According to the Welcome-trust, an organization that is involved in the study and research of Malaria, there are over 120 known species of the genus Plasmodium parasite, but only four of these 120 species infect humans to cause malaria. Humans can be infected by four species of Plasmodium parasites: Plasmodium vivax, Plasmodium malariae, Plasmodium falciparum and Plasmodium ovale. The main difference between the different species is that the Plasmodium falciparum, can cause severe and life-threatening malaria, while the others cannot “Malaria lifecycle - mosquito stages | Wellcome Trust")

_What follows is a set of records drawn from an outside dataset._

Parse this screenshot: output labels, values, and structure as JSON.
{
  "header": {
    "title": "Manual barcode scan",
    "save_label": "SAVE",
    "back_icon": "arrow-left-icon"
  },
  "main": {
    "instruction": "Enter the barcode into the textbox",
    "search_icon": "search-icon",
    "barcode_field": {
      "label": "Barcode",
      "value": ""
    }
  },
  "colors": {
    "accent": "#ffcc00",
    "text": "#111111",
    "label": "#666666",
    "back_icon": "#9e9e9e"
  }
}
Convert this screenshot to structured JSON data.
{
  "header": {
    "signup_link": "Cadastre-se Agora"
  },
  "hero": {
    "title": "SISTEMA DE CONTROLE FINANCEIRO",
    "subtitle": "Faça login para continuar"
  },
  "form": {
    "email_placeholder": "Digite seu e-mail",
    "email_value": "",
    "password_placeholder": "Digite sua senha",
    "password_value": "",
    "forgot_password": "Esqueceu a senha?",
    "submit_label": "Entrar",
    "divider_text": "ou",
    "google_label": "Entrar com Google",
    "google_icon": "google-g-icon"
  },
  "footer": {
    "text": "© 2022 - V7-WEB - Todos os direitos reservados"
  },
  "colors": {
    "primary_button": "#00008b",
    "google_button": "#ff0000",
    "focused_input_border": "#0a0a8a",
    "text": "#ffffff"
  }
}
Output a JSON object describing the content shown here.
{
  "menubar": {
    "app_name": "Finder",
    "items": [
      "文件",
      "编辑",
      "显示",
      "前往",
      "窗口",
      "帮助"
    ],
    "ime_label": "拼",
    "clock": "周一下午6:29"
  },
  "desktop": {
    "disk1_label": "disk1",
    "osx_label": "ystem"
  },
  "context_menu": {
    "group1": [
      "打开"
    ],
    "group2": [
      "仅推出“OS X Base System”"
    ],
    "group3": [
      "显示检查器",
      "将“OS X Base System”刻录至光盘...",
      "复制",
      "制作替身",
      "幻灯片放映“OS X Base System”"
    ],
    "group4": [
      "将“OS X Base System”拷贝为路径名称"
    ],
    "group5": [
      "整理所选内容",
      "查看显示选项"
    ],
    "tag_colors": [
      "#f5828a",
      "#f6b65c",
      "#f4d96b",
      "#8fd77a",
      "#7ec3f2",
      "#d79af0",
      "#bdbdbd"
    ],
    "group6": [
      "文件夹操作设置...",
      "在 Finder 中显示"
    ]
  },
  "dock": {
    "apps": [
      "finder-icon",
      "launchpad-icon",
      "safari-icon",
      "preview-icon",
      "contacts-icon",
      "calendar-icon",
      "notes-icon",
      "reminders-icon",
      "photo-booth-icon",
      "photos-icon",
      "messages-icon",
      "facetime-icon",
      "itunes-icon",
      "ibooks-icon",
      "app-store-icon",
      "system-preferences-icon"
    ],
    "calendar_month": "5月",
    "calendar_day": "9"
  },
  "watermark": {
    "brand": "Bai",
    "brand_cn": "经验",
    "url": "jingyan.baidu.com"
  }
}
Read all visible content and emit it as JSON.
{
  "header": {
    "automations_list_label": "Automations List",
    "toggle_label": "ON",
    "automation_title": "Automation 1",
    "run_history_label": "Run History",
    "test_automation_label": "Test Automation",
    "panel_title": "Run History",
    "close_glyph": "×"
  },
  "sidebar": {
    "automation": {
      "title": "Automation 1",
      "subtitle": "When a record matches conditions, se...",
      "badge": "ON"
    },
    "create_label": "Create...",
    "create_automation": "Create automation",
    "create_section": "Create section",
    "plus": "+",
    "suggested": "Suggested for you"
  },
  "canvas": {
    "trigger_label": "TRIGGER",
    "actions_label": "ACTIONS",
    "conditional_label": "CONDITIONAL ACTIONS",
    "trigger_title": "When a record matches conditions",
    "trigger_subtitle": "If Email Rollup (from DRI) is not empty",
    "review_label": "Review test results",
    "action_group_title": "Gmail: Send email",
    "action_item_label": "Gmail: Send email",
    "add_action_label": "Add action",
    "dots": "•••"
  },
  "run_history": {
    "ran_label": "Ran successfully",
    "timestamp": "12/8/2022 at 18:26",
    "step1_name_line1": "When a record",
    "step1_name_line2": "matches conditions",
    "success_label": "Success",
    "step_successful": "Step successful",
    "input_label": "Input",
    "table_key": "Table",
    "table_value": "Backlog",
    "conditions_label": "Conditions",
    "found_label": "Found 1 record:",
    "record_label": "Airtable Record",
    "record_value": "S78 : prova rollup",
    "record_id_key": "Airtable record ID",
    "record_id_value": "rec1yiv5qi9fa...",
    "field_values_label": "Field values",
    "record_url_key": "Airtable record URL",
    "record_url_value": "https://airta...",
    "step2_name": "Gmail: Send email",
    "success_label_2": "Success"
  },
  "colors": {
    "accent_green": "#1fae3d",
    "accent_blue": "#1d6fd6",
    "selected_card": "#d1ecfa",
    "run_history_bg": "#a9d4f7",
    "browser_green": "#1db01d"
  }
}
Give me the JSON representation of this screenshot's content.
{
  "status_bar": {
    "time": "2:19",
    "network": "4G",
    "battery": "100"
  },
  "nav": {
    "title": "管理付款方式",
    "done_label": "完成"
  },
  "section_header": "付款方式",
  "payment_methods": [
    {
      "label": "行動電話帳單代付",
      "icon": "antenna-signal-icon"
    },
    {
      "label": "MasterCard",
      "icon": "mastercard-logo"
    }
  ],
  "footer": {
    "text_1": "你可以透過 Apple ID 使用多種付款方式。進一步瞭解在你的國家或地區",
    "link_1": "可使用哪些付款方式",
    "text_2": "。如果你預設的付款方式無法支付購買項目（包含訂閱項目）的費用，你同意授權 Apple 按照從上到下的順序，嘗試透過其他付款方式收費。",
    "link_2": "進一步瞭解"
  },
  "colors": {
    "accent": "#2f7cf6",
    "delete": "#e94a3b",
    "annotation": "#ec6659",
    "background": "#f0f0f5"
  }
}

In most cases of malaria the patient feels well and the infection is only detected by a blood test that finds parasites in the blood. This is the most common case of malaria amongst people who have lived through several attacks of malaria and have an established certain degree of immunity to the disease; this is also the case in older children and adults in the most part of Africa on the south of the Sahara. Since immunity is mostly obtained from exposure to Malaria, (Fagan, 2000) infection without severe symptoms is very rare among people with no immunity, such as travelers from a malaria-free area who become infected. An infection with (P. falciparum) Plasmodium falciparum causes simple malaria which although very unpleasant does not pose instant threat to life. The patient usually suffers from persistent fever with characterized by vomiting, vomiting with anemia (low blood hemoglobin) and an overly enlarged spleen. The victim also experiences persistent diarrhea .Symptoms in children may be a bit more severe because as an addition to the above mentioned symptoms children may also suffer rapid breathing, and may experience a continuous cough. ("Four species of Plasmodium | Malaria", Beanland. 2009, p. 1)
The different symptoms between the varying forms of malaria are a result of the structure, subsequent size and shape of the different cells associated with each of the parasites. Of all the malaria parasites that are responsible for Human malaria infections, Plasmodium falciparum (P. falciparum) is the most highly pathogenic and is responsible for severe febrile attack with malignant cycle leading to cerebral malaria and death (Wiser, 2011). This parasite thrives in warm moist environments, and is the major cause of malaria in tropical Africa as well the severe cases of malaria that ravish the great regional epidemics which sometimes occur in Sri Lanka and north-west India. Its reliance on warm and moist tropical climates means it is generally confined to tropical or sub-tropical areas because its growth in the mosquito is significantly retarded when the temperatures fall below 25- 20°C. (Cox-Singh and Singh, 2008)
In the P. falciparum malaria when late schizonts or trophozoites infect erythrocytes,it causes an change in surface causing the erythrocytes to stick to the endothelial cells in alining the tissues. This sticking property often...